    As for assisting candidates in improving their performance in the assessment, we take the initiative to disseminate the Chief Examiners' observations to the candidates, all primary and secondary schools as well as teacher education institutes upon completion of each LPAT. The relevant assessment reports are also uploaded onto ED's website. Such measures allow candidates and those who intend to take the assessment to learn about the common errors identified, thereby helping them perceive their own weaknesses and make improvements accordingly. This year, apart from disseminating the Chief Examiners' observations on candidates' performance, we intend to publish some supplementary notes to the existing syllabuses to enable candidates to have a better understanding of the requirements of each part of the individual papers.

  2. Jointly organized by the Hong Kong Examinations Authority (HKEA) and the ED, the LPAT is a criterion-referenced assessment. It is different from norm-referenced examinations of which the passing rate is relatively stable. Candidates will be considered as having attained the required level only if they reach the stipulated standard for each specified item of the assessment. The English LPAT consists of five papers, namely Reading, Writing, Listening, Speaking and Classroom Language Assessment. Candidates may choose to attempt one or more papers in each assessment. 

    In the 2002 LPAT, the passing rates for the papers on Speaking and Classroom Language Assessment are slightly higher whereas those on Reading, Writing and Listening were lower as compared with the 2001 LPAT. This reflects the difference in language ability of candidates taking the two assessments. Furthermore, since the total number of candidates sitting for the 2001 and 2002 English LPAT were merely around 400 and 800 respectively, their performance can by no means represent the overall language standard of the teaching profession.

    With regard to the setting up of a task force, since HKEA will conduct an analysis of the assessment results every year for subsequent publication of reports on candidates' performance and suggestions for improvement, setting up a separate task force is considered unnecessary.

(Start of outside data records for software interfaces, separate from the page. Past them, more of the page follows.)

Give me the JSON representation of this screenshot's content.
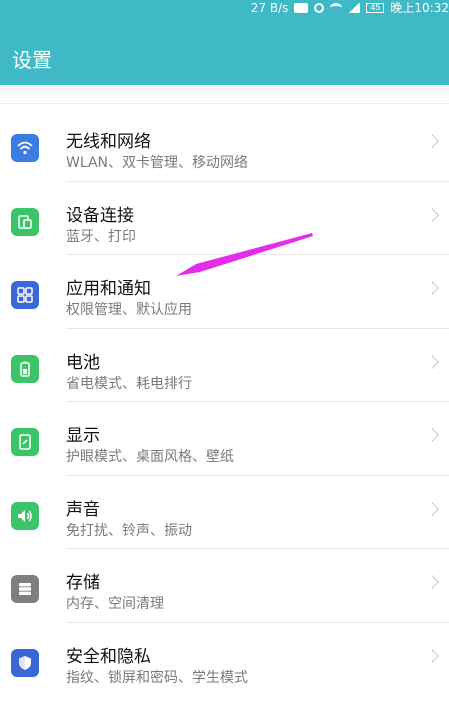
{
  "status_bar": {
    "speed": "27 B/s",
    "battery": "45",
    "time": "晚上10:32"
  },
  "header": {
    "title": "设置"
  },
  "items": [
    {
      "title": "无线和网络",
      "subtitle": "WLAN、双卡管理、移动网络",
      "icon": "wifi-icon",
      "color": "#3b7de0"
    },
    {
      "title": "设备连接",
      "subtitle": "蓝牙、打印",
      "icon": "device-connect-icon",
      "color": "#3cc469"
    },
    {
      "title": "应用和通知",
      "subtitle": "权限管理、默认应用",
      "icon": "apps-grid-icon",
      "color": "#3b67d6"
    },
    {
      "title": "电池",
      "subtitle": "省电模式、耗电排行",
      "icon": "battery-icon",
      "color": "#3cc469"
    },
    {
      "title": "显示",
      "subtitle": "护眼模式、桌面风格、壁纸",
      "icon": "display-icon",
      "color": "#3cc469"
    },
    {
      "title": "声音",
      "subtitle": "免打扰、铃声、振动",
      "icon": "volume-icon",
      "color": "#3cc469"
    },
    {
      "title": "存储",
      "subtitle": "内存、空间清理",
      "icon": "storage-icon",
      "color": "#7f7f7f"
    },
    {
      "title": "安全和隐私",
      "subtitle": "指纹、锁屏和密码、学生模式",
      "icon": "shield-icon",
      "color": "#3b67d6"
    }
  ],
  "annotation_color": "#e22ee8"
}
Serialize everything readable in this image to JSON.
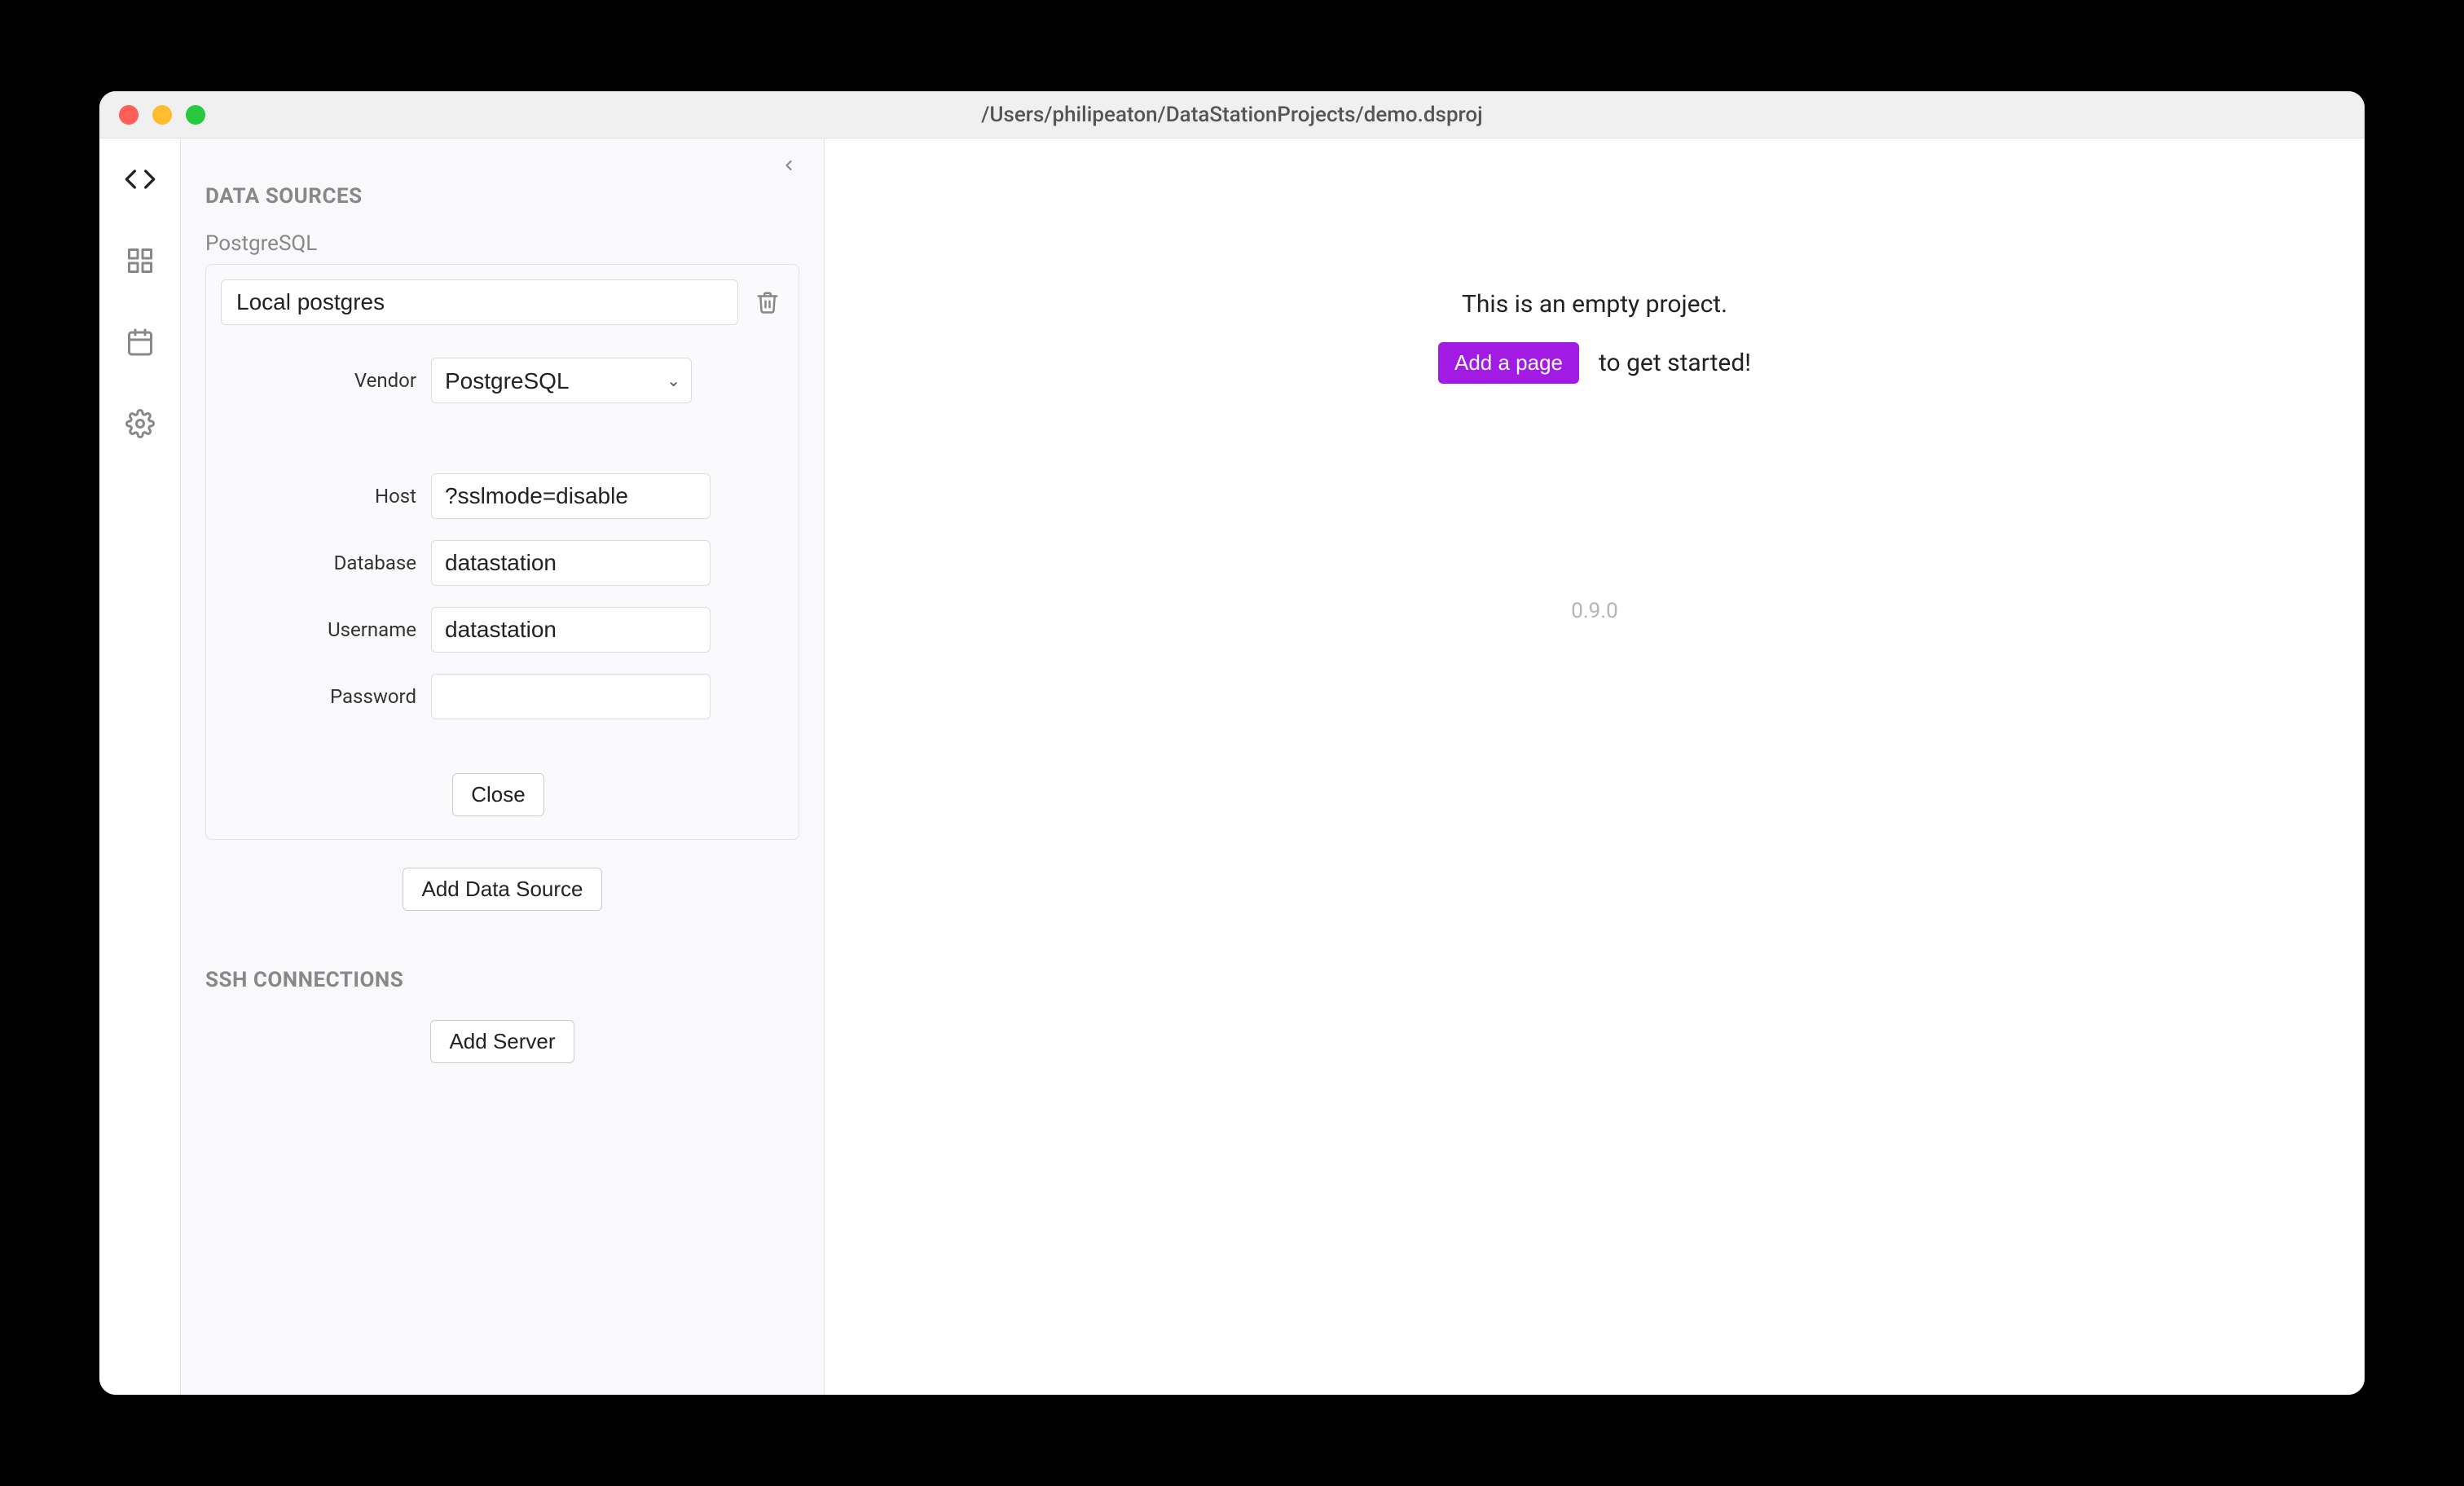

  3. The Administration has set a clear target for English teachers to attain the language proficiency requirement by 31 August 2006. We encourage serving English teachers to meet the requirement as soon as possible by various means such as participating in training, attempting the assessment or applying for exemption. Besides, we have earmarked resources for the provision of adequate training places for serving teachers. As at the end of June this year, some 3 700 English teachers attained the requirement or were undertaking training courses, accounting for about one quarter of the total number of English teachers in primary and secondary schools.

    The ED will monitor the progress of individual schools according to the programmes drawn up by them for attaining the requirement and actively assist school sponsoring bodies in organizing appropriate school-based courses for their schools. We believe that principals and teachers will act in the interests of students and, in order to build up parents' confidence in them, schools will make systematic arrangements for their English teachers to participate in training, attempt the assessment or apply for exemption, thus ensuring that their English teachers attain the requirement within the specified time frame.